### Input

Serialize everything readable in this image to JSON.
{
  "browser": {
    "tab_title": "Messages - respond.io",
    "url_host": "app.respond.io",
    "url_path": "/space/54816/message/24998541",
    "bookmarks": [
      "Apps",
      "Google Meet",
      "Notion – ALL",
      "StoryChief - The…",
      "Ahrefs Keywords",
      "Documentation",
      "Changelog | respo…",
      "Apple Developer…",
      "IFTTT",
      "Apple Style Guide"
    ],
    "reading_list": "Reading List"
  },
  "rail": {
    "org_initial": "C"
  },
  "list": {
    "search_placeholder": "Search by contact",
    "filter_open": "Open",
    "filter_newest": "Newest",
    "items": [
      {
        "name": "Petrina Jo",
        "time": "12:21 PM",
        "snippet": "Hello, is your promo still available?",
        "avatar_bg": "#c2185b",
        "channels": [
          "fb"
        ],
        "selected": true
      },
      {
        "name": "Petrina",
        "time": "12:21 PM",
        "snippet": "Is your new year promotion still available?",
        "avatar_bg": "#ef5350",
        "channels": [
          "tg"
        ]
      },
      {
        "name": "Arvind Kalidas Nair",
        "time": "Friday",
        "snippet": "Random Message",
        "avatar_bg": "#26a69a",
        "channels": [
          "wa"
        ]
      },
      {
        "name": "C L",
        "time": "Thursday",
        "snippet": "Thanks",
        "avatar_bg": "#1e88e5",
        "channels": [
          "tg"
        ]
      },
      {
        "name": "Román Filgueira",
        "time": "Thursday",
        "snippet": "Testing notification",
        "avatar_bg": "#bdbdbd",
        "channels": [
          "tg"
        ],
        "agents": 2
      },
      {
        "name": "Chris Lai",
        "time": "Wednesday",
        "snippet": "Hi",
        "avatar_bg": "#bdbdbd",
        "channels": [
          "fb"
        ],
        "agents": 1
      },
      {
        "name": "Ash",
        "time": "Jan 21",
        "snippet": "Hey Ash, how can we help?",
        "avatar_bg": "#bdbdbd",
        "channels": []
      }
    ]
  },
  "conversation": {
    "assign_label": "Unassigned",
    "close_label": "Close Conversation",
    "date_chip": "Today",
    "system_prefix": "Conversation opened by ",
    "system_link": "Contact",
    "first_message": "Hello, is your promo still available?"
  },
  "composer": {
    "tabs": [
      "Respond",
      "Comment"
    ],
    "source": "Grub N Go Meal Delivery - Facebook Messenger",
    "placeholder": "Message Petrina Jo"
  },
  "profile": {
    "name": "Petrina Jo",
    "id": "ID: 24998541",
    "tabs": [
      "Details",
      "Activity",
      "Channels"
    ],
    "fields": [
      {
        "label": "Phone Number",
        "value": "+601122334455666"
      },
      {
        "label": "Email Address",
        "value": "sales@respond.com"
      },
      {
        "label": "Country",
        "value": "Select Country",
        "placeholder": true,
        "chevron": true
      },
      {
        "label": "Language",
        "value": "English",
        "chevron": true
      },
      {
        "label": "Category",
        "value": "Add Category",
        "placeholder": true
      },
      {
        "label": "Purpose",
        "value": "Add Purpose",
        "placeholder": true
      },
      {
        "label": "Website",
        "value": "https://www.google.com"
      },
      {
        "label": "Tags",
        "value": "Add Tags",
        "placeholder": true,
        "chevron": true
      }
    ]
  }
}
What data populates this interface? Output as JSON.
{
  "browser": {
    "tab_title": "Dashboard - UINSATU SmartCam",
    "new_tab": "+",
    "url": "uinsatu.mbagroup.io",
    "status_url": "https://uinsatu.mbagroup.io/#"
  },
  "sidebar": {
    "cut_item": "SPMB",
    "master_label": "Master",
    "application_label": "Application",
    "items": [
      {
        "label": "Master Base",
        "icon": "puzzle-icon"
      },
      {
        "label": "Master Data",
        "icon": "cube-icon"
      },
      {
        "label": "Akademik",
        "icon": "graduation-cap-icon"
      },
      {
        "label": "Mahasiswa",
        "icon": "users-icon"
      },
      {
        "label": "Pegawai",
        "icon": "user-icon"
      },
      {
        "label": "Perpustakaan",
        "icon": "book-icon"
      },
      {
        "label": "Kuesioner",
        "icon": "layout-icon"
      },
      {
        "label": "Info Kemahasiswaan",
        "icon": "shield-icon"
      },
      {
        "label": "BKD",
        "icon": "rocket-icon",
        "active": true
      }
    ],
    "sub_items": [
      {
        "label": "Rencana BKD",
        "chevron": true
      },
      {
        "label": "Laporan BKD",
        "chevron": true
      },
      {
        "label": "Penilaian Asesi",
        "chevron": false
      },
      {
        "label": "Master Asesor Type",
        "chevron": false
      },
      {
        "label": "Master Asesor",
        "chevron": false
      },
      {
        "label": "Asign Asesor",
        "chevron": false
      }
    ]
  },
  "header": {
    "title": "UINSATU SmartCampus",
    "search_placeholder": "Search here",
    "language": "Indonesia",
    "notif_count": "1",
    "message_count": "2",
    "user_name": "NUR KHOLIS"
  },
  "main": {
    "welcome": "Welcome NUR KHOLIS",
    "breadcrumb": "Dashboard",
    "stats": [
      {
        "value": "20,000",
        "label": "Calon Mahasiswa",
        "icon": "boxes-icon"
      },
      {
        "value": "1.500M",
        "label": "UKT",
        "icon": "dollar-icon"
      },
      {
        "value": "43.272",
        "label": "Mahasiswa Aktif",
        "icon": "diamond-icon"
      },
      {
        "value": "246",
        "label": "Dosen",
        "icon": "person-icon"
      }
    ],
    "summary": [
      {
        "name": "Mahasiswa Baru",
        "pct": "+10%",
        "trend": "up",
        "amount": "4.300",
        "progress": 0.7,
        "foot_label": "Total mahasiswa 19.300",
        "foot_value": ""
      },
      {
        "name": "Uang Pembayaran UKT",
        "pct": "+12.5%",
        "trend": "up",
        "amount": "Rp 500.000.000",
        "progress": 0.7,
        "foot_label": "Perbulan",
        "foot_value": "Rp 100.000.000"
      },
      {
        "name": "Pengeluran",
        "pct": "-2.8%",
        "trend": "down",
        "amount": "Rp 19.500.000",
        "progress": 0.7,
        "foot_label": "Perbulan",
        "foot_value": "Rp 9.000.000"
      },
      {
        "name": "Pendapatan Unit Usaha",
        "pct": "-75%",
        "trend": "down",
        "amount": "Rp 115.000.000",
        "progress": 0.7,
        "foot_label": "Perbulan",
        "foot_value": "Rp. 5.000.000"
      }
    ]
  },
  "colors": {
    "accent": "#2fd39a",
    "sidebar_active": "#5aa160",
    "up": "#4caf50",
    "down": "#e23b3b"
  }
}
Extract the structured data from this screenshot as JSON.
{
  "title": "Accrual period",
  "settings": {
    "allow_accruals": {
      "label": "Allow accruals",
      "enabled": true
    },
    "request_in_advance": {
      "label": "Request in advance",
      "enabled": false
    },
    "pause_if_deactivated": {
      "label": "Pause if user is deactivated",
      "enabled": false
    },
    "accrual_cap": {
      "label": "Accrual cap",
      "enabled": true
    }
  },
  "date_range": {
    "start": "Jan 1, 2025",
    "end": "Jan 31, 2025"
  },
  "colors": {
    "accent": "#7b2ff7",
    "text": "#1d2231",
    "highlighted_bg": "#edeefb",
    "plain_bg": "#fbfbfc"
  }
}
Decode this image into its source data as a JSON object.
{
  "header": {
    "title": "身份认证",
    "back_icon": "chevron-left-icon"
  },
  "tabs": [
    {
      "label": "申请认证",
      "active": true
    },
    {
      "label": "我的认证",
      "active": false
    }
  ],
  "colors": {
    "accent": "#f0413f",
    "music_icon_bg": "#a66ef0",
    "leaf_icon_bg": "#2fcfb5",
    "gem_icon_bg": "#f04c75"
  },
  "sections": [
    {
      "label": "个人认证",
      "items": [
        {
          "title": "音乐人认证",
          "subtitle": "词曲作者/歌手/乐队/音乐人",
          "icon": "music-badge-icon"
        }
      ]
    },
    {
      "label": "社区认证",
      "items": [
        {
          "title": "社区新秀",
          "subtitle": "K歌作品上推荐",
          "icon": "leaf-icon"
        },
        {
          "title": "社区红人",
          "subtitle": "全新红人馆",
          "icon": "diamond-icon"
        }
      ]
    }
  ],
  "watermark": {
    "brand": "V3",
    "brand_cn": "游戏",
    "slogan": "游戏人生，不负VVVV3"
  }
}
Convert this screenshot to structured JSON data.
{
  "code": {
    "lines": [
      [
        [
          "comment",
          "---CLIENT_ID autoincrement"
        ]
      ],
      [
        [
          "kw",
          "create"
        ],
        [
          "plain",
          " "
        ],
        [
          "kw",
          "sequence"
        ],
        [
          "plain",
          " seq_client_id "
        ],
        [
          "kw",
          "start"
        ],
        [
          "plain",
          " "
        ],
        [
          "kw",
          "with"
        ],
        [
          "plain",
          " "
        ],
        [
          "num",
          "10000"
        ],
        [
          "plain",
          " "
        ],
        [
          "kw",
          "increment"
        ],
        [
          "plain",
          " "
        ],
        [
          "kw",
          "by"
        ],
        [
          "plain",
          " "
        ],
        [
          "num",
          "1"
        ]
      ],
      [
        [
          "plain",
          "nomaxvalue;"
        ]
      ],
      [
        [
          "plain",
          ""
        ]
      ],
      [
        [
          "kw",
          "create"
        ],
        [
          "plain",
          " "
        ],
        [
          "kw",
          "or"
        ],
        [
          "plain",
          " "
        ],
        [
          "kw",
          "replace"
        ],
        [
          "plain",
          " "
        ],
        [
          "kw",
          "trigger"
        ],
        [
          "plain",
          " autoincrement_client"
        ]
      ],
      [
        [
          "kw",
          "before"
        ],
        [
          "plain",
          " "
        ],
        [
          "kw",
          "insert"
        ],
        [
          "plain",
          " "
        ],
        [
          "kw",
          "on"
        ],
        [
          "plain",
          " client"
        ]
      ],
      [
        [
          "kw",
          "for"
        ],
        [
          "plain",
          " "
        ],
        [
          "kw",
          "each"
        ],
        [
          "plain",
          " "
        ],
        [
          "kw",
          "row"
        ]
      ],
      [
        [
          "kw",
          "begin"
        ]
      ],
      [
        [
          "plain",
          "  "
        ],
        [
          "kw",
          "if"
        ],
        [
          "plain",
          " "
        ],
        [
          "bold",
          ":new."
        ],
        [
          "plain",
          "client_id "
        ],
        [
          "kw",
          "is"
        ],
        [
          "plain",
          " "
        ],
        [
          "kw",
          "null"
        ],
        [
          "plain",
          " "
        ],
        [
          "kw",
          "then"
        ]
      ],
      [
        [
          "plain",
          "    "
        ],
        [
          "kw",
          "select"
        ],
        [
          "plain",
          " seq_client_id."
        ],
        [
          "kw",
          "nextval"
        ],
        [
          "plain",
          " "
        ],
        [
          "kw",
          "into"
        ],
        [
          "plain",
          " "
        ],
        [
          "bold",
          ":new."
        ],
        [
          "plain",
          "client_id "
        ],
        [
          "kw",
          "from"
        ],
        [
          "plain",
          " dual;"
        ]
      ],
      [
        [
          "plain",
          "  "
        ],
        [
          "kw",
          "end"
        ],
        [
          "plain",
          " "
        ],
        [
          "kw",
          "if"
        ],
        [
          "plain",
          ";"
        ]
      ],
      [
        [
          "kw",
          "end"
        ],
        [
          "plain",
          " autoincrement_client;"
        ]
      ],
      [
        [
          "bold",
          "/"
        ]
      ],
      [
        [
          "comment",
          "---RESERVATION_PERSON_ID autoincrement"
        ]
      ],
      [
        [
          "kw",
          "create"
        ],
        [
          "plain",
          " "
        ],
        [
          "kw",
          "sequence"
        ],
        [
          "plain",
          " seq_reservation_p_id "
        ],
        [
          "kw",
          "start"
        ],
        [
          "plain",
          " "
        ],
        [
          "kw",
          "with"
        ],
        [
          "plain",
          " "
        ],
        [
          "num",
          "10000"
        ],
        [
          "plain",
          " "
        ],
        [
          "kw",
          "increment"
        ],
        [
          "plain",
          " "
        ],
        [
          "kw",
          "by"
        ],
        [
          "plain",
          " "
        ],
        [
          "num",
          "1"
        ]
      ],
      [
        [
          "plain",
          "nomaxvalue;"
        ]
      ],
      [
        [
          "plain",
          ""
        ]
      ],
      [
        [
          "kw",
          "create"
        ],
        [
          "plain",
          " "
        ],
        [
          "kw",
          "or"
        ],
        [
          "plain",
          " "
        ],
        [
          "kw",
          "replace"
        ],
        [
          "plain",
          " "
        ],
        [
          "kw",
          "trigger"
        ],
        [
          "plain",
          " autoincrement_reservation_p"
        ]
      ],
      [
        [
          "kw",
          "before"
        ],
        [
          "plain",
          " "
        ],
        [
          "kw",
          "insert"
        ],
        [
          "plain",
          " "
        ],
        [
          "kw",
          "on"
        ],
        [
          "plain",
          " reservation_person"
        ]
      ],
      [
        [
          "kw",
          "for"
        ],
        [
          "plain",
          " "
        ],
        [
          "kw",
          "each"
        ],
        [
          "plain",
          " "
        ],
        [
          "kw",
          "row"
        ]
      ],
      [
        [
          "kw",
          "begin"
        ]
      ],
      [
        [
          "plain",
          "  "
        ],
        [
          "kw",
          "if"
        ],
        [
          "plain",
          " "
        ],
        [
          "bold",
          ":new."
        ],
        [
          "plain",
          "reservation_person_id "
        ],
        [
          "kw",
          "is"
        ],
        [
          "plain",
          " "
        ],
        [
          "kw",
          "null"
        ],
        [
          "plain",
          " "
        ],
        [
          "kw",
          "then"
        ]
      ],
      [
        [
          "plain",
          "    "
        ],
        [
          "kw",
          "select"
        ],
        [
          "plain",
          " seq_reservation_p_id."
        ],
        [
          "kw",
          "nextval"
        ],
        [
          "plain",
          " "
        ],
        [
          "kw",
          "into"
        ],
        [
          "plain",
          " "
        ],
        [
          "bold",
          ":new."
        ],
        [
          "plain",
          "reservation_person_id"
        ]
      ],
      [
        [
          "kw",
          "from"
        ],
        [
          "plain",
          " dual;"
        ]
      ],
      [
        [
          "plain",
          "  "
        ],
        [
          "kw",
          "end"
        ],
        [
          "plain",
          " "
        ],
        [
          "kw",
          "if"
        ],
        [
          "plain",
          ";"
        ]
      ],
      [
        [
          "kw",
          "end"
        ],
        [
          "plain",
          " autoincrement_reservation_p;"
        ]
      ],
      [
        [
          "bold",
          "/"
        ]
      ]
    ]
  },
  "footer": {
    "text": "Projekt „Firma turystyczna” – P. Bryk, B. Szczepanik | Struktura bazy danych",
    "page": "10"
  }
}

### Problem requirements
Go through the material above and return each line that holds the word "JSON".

### Answer section
Serialize everything readable in this image to JSON.
What data populates this interface? Output as JSON.
Extract the structured data from this screenshot as JSON.
Decode this image into its source data as a JSON object.
Convert this screenshot to structured JSON data.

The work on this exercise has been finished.